• People were supported to express their views and staff were knowledgeable about people’s preferred communication methods.

• People were supported to pursue their own hobbies and interests.

• People were supported at the end of their life

• The service was well led and managed.

• People and staff were very positive about the management of the service and particularly about recent changes.

• The views of people and staff were actively sought by managers to develop and improve the service for the future.

• The service had links with the local community to enhance the lives of people using the service.

Rating at last inspection: At the last inspection the service was rated good. (4 July 2016)

Why we inspected: This was a scheduled, planned inspection based on the previous rating.

Inspection carried out on 16 June 2016

During a routine inspection

Norwich Supported Living is a registered community based adult social care service providing personal care to people living in three supported living premises. The service offers 24-hour support and care to people who have a learning disability. There were 15 people who were receiving personal care from the service when we visited.

The inspection took place on 16 June 2016 and we gave the provider 48-hours’ notice before we visited. This was the first inspection since the service was registered on 1 November 2013. There was a registered manager in post. A registered manager is a person who has registered with the Care Quality Commission (CQC) to manage the service. Like registered providers, they are ‘registered persons’. Registered persons have legal responsibility for meeting the requirements in the Health and Social Care Act 2008 and associated Regulations about how the service is run.

People were safe as staff were knowledgeable about reporting any suspicions or incidents of harm. There were a sufficient number of staff employed and recruitment procedures ensured that only suitable staff were employed. Risk assessments were in place and actions were taken to reduce these risks. Arrangements were in place to ensure that people were supported and protected with the safe management of their medicines.

The Care Quality Commission (CQC) is required by law to monitor the operation of the Mental Capacity Act 2005 (MCA) and Deprivation of Liberty Safeguards (DoLS) and report on what we find. Staff we met received training and were able to demonstrate a good understanding of MCA. This meant that any decisions made on people's behalf by staff would be in their best interest and as least restrictive as possible.

Staff were supported and trained to do their job. People were supported to access a range of health care professionals and they were provided with opportunities to increase their levels of independence. Health risk assessments were in place to ensure that people were supported to maintain their health. The team managers and support staff were in contact with a range of health care professionals to ensure that people’s care and support was well coordinated.

People had adequate amounts of food and drink to meet their individual likes and nutritional and hydration needs.

People’s privacy and dignity were respected and their care and support was provided in a kind, caring and a patient way.

People’s hobbies and interests had been identified and they were supported to take part in a range of activities that were meaningful to them.

A complaints procedure was in place and complaints had been responded to, to the satisfaction of the complainant. People could raise concerns with the staff at any time.
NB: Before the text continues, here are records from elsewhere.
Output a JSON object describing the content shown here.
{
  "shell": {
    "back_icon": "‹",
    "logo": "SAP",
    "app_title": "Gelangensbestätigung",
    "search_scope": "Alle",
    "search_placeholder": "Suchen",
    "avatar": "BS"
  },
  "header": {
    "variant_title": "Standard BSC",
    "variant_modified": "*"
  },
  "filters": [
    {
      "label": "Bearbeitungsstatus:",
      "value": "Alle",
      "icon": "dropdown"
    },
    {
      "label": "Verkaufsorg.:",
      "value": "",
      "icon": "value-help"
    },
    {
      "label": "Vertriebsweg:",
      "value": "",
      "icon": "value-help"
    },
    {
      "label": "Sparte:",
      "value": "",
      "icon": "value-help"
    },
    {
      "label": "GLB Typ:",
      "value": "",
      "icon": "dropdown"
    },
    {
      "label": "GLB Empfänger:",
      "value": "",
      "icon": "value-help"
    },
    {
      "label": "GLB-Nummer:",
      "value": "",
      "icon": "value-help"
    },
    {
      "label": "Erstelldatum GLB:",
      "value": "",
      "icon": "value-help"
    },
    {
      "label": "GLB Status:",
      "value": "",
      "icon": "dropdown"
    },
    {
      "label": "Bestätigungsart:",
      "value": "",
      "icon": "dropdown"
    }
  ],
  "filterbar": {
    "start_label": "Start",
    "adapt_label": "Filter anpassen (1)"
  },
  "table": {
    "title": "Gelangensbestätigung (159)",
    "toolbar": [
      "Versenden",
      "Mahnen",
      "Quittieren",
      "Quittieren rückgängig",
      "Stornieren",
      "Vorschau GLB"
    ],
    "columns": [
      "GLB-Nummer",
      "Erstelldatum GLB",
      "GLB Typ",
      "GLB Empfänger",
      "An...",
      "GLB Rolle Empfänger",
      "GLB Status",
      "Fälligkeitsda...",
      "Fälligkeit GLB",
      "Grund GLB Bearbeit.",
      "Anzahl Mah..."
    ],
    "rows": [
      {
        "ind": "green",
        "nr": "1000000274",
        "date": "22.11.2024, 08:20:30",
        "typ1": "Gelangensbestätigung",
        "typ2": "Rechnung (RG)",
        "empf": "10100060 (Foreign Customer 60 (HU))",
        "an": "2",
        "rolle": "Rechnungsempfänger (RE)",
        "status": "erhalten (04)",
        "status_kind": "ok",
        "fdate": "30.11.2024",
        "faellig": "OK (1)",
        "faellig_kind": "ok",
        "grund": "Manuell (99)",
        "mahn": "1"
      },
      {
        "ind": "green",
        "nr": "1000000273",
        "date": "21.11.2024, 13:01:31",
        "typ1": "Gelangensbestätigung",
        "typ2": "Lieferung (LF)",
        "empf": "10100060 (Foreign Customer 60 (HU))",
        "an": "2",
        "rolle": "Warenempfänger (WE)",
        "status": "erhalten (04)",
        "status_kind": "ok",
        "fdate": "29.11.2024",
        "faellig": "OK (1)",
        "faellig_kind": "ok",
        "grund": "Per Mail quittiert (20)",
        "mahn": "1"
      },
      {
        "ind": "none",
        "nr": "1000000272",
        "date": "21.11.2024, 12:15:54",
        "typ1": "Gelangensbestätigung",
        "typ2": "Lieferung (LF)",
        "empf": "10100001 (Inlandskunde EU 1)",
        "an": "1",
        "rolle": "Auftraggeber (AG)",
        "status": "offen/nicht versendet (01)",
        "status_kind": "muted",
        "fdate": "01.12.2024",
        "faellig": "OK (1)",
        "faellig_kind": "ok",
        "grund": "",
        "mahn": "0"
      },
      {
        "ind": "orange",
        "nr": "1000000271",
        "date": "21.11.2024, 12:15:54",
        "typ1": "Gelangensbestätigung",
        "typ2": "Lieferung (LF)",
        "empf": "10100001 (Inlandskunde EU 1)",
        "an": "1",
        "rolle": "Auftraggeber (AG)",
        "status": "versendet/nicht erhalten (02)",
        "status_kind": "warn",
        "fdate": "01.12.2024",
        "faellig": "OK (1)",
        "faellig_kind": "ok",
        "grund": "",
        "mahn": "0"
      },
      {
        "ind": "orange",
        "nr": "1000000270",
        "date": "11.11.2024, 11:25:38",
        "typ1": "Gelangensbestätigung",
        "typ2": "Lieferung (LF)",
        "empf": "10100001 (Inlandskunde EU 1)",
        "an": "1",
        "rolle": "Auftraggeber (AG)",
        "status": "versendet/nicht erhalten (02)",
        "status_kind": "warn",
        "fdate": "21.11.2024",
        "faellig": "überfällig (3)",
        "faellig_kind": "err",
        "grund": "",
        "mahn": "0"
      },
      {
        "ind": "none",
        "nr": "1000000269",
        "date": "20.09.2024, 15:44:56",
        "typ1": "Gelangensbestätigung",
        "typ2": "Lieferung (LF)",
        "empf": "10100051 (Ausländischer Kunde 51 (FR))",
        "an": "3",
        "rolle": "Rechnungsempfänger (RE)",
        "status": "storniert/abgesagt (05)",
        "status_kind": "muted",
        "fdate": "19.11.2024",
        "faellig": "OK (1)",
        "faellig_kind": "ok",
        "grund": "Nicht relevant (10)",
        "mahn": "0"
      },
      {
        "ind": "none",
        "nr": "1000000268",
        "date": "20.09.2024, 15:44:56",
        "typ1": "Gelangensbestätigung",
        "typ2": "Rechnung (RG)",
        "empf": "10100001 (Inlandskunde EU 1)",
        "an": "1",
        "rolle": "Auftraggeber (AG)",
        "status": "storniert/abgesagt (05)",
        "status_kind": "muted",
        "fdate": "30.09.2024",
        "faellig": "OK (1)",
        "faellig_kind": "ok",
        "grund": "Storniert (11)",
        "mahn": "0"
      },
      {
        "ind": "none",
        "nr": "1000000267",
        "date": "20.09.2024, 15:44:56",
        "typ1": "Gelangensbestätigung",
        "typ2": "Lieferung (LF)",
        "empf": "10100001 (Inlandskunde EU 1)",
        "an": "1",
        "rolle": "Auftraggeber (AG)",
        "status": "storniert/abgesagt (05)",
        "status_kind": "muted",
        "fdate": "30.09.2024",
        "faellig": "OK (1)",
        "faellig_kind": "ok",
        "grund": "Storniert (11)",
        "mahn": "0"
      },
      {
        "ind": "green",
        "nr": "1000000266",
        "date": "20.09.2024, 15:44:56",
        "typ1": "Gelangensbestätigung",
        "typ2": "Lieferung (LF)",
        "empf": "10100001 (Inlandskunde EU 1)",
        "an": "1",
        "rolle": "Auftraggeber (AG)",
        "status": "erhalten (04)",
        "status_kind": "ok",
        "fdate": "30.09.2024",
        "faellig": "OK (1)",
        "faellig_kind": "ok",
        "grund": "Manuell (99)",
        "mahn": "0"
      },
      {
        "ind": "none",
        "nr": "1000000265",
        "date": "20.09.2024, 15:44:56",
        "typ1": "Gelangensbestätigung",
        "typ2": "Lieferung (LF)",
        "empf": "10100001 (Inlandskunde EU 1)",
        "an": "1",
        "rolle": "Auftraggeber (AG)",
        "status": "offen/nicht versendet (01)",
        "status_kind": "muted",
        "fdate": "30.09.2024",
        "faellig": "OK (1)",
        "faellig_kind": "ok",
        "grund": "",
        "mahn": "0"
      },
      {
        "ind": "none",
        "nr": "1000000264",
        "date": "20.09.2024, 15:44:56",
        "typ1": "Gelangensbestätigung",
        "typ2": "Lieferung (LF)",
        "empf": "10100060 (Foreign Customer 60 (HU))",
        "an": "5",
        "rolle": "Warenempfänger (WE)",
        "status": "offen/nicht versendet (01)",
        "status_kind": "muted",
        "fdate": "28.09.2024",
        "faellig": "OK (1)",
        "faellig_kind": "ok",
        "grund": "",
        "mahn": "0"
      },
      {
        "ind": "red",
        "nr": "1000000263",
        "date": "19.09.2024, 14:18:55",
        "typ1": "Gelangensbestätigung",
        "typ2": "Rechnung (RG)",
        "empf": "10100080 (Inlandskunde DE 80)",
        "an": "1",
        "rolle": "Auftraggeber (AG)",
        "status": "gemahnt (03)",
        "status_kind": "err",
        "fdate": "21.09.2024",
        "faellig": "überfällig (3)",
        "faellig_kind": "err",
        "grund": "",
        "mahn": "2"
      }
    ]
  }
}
The provider had quality assurance processes and procedures in place to improve, where needed, the quality and safety of people’s support and care. People and their relatives were able to make suggestions in relation to the support and care provided and staff acted on what they were told. There were strong links with the external community. A staff training and development programme was in place and procedures were in place to review the standard of staff members’ work performance.